Problem details »
With the pictures removed, please write out every line below exactly as given.

*****

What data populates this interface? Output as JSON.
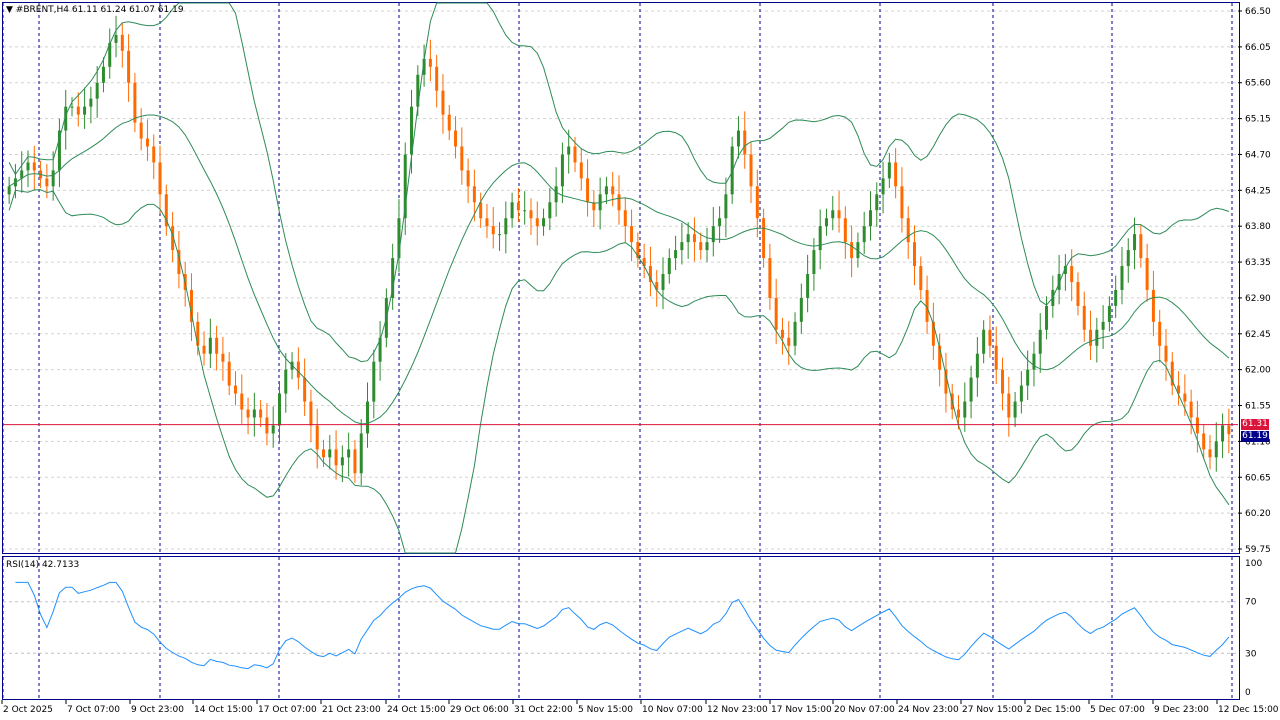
{
  "header": {
    "symbol_label": "#BRENT,H4",
    "ohlc": "61.11 61.24 61.07 61.19"
  },
  "rsi": {
    "label": "RSI(14) 42.7133",
    "levels": [
      100,
      70,
      30,
      0
    ]
  },
  "price_tags": {
    "red": "61.31",
    "current": "61.19"
  },
  "colors": {
    "bull": "#2e8b2e",
    "bear": "#ff6a00",
    "bands": "#2e8b57",
    "rsi_line": "#1e90ff",
    "red_line": "#dc143c",
    "current_tag": "#00008b"
  },
  "chart_data": [
    {
      "type": "candlestick",
      "symbol": "#BRENT",
      "timeframe": "H4",
      "ylim": [
        59.75,
        66.5
      ],
      "y_ticks": [
        "66.50",
        "66.05",
        "65.60",
        "65.15",
        "64.70",
        "64.25",
        "63.80",
        "63.35",
        "62.90",
        "62.45",
        "62.00",
        "61.55",
        "61.10",
        "60.65",
        "60.20",
        "59.75"
      ],
      "x_ticks": [
        "2 Oct 2025",
        "7 Oct 07:00",
        "9 Oct 23:00",
        "14 Oct 15:00",
        "17 Oct 07:00",
        "21 Oct 23:00",
        "24 Oct 15:00",
        "29 Oct 06:00",
        "31 Oct 22:00",
        "5 Nov 15:00",
        "10 Nov 07:00",
        "12 Nov 23:00",
        "17 Nov 15:00",
        "20 Nov 07:00",
        "24 Nov 23:00",
        "27 Nov 15:00",
        "2 Dec 15:00",
        "5 Dec 07:00",
        "9 Dec 23:00",
        "12 Dec 15:00"
      ],
      "close_series": [
        64.3,
        64.4,
        64.5,
        64.6,
        64.5,
        64.4,
        64.3,
        64.5,
        65.0,
        65.3,
        65.3,
        65.2,
        65.3,
        65.4,
        65.6,
        65.8,
        66.1,
        66.2,
        66.0,
        65.6,
        65.1,
        64.9,
        64.8,
        64.6,
        64.2,
        63.8,
        63.5,
        63.2,
        63.0,
        62.6,
        62.3,
        62.2,
        62.4,
        62.2,
        62.1,
        61.8,
        61.7,
        61.5,
        61.4,
        61.5,
        61.4,
        61.2,
        61.3,
        61.7,
        62.0,
        62.1,
        61.9,
        61.6,
        61.3,
        61.0,
        60.9,
        61.0,
        60.8,
        60.9,
        61.0,
        60.7,
        61.2,
        61.6,
        62.1,
        62.4,
        62.9,
        63.4,
        63.9,
        64.7,
        65.3,
        65.7,
        65.9,
        65.8,
        65.5,
        65.2,
        65.0,
        64.8,
        64.5,
        64.3,
        64.1,
        63.9,
        63.8,
        63.7,
        63.7,
        63.9,
        64.1,
        64.0,
        64.0,
        63.9,
        63.8,
        63.9,
        64.1,
        64.3,
        64.7,
        64.8,
        64.6,
        64.4,
        64.1,
        64.0,
        64.2,
        64.3,
        64.2,
        64.0,
        63.8,
        63.6,
        63.4,
        63.3,
        63.1,
        63.0,
        63.2,
        63.4,
        63.5,
        63.6,
        63.7,
        63.6,
        63.5,
        63.6,
        63.8,
        63.9,
        64.2,
        64.8,
        65.0,
        64.7,
        64.3,
        63.9,
        63.4,
        62.9,
        62.5,
        62.4,
        62.3,
        62.6,
        62.9,
        63.2,
        63.5,
        63.8,
        63.9,
        64.0,
        63.9,
        63.6,
        63.4,
        63.6,
        63.8,
        64.0,
        64.2,
        64.4,
        64.6,
        64.3,
        63.9,
        63.6,
        63.3,
        63.0,
        62.6,
        62.3,
        62.0,
        61.7,
        61.5,
        61.4,
        61.6,
        61.9,
        62.2,
        62.5,
        62.3,
        62.0,
        61.7,
        61.4,
        61.6,
        61.8,
        62.0,
        62.2,
        62.5,
        62.8,
        63.0,
        63.2,
        63.3,
        63.1,
        62.8,
        62.5,
        62.3,
        62.5,
        62.6,
        62.8,
        63.0,
        63.3,
        63.5,
        63.7,
        63.4,
        63.0,
        62.6,
        62.3,
        62.1,
        61.8,
        61.7,
        61.6,
        61.4,
        61.2,
        61.0,
        60.9,
        61.1,
        61.3,
        61.19
      ]
    },
    {
      "type": "line",
      "name": "RSI(14)",
      "ylim": [
        0,
        100
      ],
      "levels": [
        70,
        30
      ],
      "last": 42.7133
    }
  ]
}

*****

Answer to this exercise »
What data populates this interface? Output as JSON.
{
  "header": {
    "symbol_label": "#BRENT,H4",
    "ohlc": "61.11 61.24 61.07 61.19"
  },
  "rsi": {
    "label": "RSI(14) 42.7133",
    "levels": [
      100,
      70,
      30,
      0
    ]
  },
  "price_tags": {
    "red": "61.31",
    "current": "61.19"
  },
  "colors": {
    "bull": "#2e8b2e",
    "bear": "#ff6a00",
    "bands": "#2e8b57",
    "rsi_line": "#1e90ff",
    "red_line": "#dc143c",
    "current_tag": "#00008b"
  },
  "chart_data": [
    {
      "type": "candlestick",
      "symbol": "#BRENT",
      "timeframe": "H4",
      "ylim": [
        59.75,
        66.5
      ],
      "y_ticks": [
        "66.50",
        "66.05",
        "65.60",
        "65.15",
        "64.70",
        "64.25",
        "63.80",
        "63.35",
        "62.90",
        "62.45",
        "62.00",
        "61.55",
        "61.10",
        "60.65",
        "60.20",
        "59.75"
      ],
      "x_ticks": [
        "2 Oct 2025",
        "7 Oct 07:00",
        "9 Oct 23:00",
        "14 Oct 15:00",
        "17 Oct 07:00",
        "21 Oct 23:00",
        "24 Oct 15:00",
        "29 Oct 06:00",
        "31 Oct 22:00",
        "5 Nov 15:00",
        "10 Nov 07:00",
        "12 Nov 23:00",
        "17 Nov 15:00",
        "20 Nov 07:00",
        "24 Nov 23:00",
        "27 Nov 15:00",
        "2 Dec 15:00",
        "5 Dec 07:00",
        "9 Dec 23:00",
        "12 Dec 15:00"
      ],
      "close_series": [
        64.3,
        64.4,
        64.5,
        64.6,
        64.5,
        64.4,
        64.3,
        64.5,
        65.0,
        65.3,
        65.3,
        65.2,
        65.3,
        65.4,
        65.6,
        65.8,
        66.1,
        66.2,
        66.0,
        65.6,
        65.1,
        64.9,
        64.8,
        64.6,
        64.2,
        63.8,
        63.5,
        63.2,
        63.0,
        62.6,
        62.3,
        62.2,
        62.4,
        62.2,
        62.1,
        61.8,
        61.7,
        61.5,
        61.4,
        61.5,
        61.4,
        61.2,
        61.3,
        61.7,
        62.0,
        62.1,
        61.9,
        61.6,
        61.3,
        61.0,
        60.9,
        61.0,
        60.8,
        60.9,
        61.0,
        60.7,
        61.2,
        61.6,
        62.1,
        62.4,
        62.9,
        63.4,
        63.9,
        64.7,
        65.3,
        65.7,
        65.9,
        65.8,
        65.5,
        65.2,
        65.0,
        64.8,
        64.5,
        64.3,
        64.1,
        63.9,
        63.8,
        63.7,
        63.7,
        63.9,
        64.1,
        64.0,
        64.0,
        63.9,
        63.8,
        63.9,
        64.1,
        64.3,
        64.7,
        64.8,
        64.6,
        64.4,
        64.1,
        64.0,
        64.2,
        64.3,
        64.2,
        64.0,
        63.8,
        63.6,
        63.4,
        63.3,
        63.1,
        63.0,
        63.2,
        63.4,
        63.5,
        63.6,
        63.7,
        63.6,
        63.5,
        63.6,
        63.8,
        63.9,
        64.2,
        64.8,
        65.0,
        64.7,
        64.3,
        63.9,
        63.4,
        62.9,
        62.5,
        62.4,
        62.3,
        62.6,
        62.9,
        63.2,
        63.5,
        63.8,
        63.9,
        64.0,
        63.9,
        63.6,
        63.4,
        63.6,
        63.8,
        64.0,
        64.2,
        64.4,
        64.6,
        64.3,
        63.9,
        63.6,
        63.3,
        63.0,
        62.6,
        62.3,
        62.0,
        61.7,
        61.5,
        61.4,
        61.6,
        61.9,
        62.2,
        62.5,
        62.3,
        62.0,
        61.7,
        61.4,
        61.6,
        61.8,
        62.0,
        62.2,
        62.5,
        62.8,
        63.0,
        63.2,
        63.3,
        63.1,
        62.8,
        62.5,
        62.3,
        62.5,
        62.6,
        62.8,
        63.0,
        63.3,
        63.5,
        63.7,
        63.4,
        63.0,
        62.6,
        62.3,
        62.1,
        61.8,
        61.7,
        61.6,
        61.4,
        61.2,
        61.0,
        60.9,
        61.1,
        61.3,
        61.19
      ]
    },
    {
      "type": "line",
      "name": "RSI(14)",
      "ylim": [
        0,
        100
      ],
      "levels": [
        70,
        30
      ],
      "last": 42.7133
    }
  ]
}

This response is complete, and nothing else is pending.